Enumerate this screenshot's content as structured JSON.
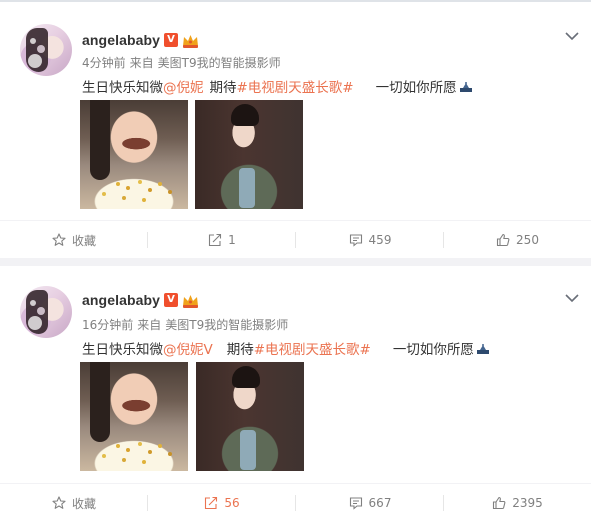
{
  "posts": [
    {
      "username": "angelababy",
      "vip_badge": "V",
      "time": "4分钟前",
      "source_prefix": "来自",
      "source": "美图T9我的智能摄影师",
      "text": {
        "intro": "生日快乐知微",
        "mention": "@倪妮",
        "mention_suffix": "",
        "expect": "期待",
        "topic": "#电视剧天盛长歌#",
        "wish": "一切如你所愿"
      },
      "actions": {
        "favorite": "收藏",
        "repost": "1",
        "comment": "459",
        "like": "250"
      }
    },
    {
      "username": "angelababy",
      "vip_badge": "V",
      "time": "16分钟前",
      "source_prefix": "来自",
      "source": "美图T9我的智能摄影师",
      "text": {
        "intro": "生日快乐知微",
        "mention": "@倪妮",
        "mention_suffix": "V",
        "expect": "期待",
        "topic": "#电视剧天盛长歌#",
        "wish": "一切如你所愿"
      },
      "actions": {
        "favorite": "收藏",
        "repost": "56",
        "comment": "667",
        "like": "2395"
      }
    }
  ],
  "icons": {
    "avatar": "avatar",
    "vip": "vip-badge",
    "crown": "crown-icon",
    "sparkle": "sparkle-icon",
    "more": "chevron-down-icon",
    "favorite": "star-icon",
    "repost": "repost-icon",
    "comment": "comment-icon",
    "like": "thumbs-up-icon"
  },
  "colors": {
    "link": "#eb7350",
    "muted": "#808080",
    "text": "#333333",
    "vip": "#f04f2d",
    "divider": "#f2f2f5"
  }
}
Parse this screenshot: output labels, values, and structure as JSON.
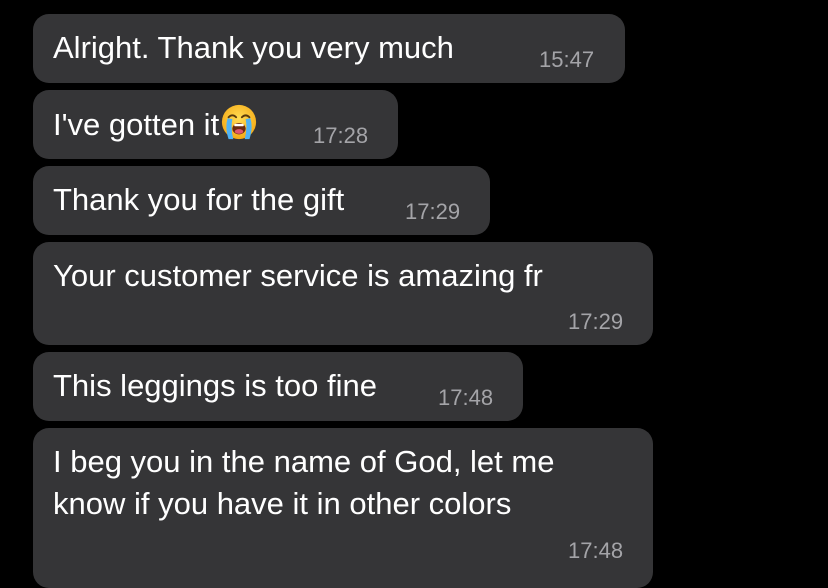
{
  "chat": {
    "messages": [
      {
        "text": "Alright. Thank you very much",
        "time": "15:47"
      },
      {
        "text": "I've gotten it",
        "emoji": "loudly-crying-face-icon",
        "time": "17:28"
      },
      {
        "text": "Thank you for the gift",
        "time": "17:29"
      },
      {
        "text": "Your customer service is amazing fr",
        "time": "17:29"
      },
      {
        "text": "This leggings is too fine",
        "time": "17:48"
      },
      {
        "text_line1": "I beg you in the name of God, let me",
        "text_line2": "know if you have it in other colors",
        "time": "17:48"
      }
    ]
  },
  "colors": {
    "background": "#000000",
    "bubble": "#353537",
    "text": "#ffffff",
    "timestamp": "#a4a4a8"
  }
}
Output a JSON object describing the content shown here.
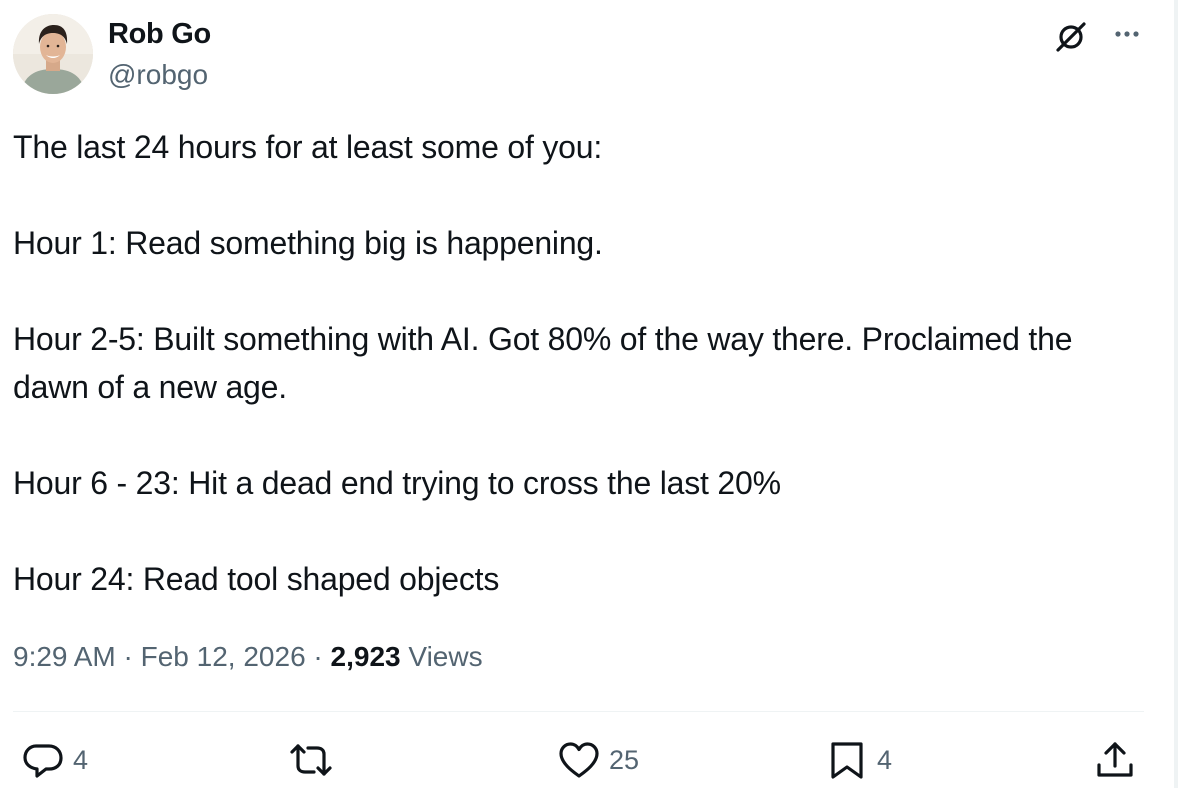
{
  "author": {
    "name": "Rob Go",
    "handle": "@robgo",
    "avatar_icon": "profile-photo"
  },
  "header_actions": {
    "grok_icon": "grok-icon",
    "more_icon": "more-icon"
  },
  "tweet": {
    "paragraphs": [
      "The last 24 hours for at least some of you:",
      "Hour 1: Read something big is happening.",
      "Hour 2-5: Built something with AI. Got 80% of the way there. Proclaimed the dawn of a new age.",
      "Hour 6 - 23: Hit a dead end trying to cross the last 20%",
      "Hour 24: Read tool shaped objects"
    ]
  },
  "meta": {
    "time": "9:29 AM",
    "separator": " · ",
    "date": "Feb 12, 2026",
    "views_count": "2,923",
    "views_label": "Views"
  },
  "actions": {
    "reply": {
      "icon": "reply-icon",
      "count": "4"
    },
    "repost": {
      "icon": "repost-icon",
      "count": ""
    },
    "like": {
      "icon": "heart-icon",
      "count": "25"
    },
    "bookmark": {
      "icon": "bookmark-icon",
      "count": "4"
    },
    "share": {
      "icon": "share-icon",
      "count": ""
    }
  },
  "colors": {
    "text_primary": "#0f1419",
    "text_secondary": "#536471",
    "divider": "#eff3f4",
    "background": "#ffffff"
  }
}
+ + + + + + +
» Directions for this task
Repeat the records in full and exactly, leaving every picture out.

» Task result
Enumerate this screenshot's content as structured JSON.
{
  "posts": [
    {
      "username": "angelababy",
      "vip_badge": "V",
      "time": "4分钟前",
      "source_prefix": "来自",
      "source": "美图T9我的智能摄影师",
      "text": {
        "intro": "生日快乐知微",
        "mention": "@倪妮",
        "mention_suffix": "",
        "expect": "期待",
        "topic": "#电视剧天盛长歌#",
        "wish": "一切如你所愿"
      },
      "actions": {
        "favorite": "收藏",
        "repost": "1",
        "comment": "459",
        "like": "250"
      }
    },
    {
      "username": "angelababy",
      "vip_badge": "V",
      "time": "16分钟前",
      "source_prefix": "来自",
      "source": "美图T9我的智能摄影师",
      "text": {
        "intro": "生日快乐知微",
        "mention": "@倪妮",
        "mention_suffix": "V",
        "expect": "期待",
        "topic": "#电视剧天盛长歌#",
        "wish": "一切如你所愿"
      },
      "actions": {
        "favorite": "收藏",
        "repost": "56",
        "comment": "667",
        "like": "2395"
      }
    }
  ],
  "icons": {
    "avatar": "avatar",
    "vip": "vip-badge",
    "crown": "crown-icon",
    "sparkle": "sparkle-icon",
    "more": "chevron-down-icon",
    "favorite": "star-icon",
    "repost": "repost-icon",
    "comment": "comment-icon",
    "like": "thumbs-up-icon"
  },
  "colors": {
    "link": "#eb7350",
    "muted": "#808080",
    "text": "#333333",
    "vip": "#f04f2d",
    "divider": "#f2f2f5"
  }
}
Parse this screenshot: output labels, values, and structure as JSON.
{
  "chat": {
    "messages": [
      {
        "text": "Alright. Thank you very much",
        "time": "15:47"
      },
      {
        "text": "I've gotten it",
        "emoji": "loudly-crying-face-icon",
        "time": "17:28"
      },
      {
        "text": "Thank you for the gift",
        "time": "17:29"
      },
      {
        "text": "Your customer service is amazing fr",
        "time": "17:29"
      },
      {
        "text": "This leggings is too fine",
        "time": "17:48"
      },
      {
        "text_line1": "I beg you in the name of God, let me",
        "text_line2": "know if you have it in other colors",
        "time": "17:48"
      }
    ]
  },
  "colors": {
    "background": "#000000",
    "bubble": "#353537",
    "text": "#ffffff",
    "timestamp": "#a4a4a8"
  }
}
Output a JSON object describing the content shown here.
{
  "author": {
    "name": "Rob Go",
    "handle": "@robgo",
    "avatar_icon": "profile-photo"
  },
  "header_actions": {
    "grok_icon": "grok-icon",
    "more_icon": "more-icon"
  },
  "tweet": {
    "paragraphs": [
      "The last 24 hours for at least some of you:",
      "Hour 1: Read something big is happening.",
      "Hour 2-5: Built something with AI. Got 80% of the way there. Proclaimed the dawn of a new age.",
      "Hour 6 - 23: Hit a dead end trying to cross the last 20%",
      "Hour 24: Read tool shaped objects"
    ]
  },
  "meta": {
    "time": "9:29 AM",
    "separator": " · ",
    "date": "Feb 12, 2026",
    "views_count": "2,923",
    "views_label": "Views"
  },
  "actions": {
    "reply": {
      "icon": "reply-icon",
      "count": "4"
    },
    "repost": {
      "icon": "repost-icon",
      "count": ""
    },
    "like": {
      "icon": "heart-icon",
      "count": "25"
    },
    "bookmark": {
      "icon": "bookmark-icon",
      "count": "4"
    },
    "share": {
      "icon": "share-icon",
      "count": ""
    }
  },
  "colors": {
    "text_primary": "#0f1419",
    "text_secondary": "#536471",
    "divider": "#eff3f4",
    "background": "#ffffff"
  }
}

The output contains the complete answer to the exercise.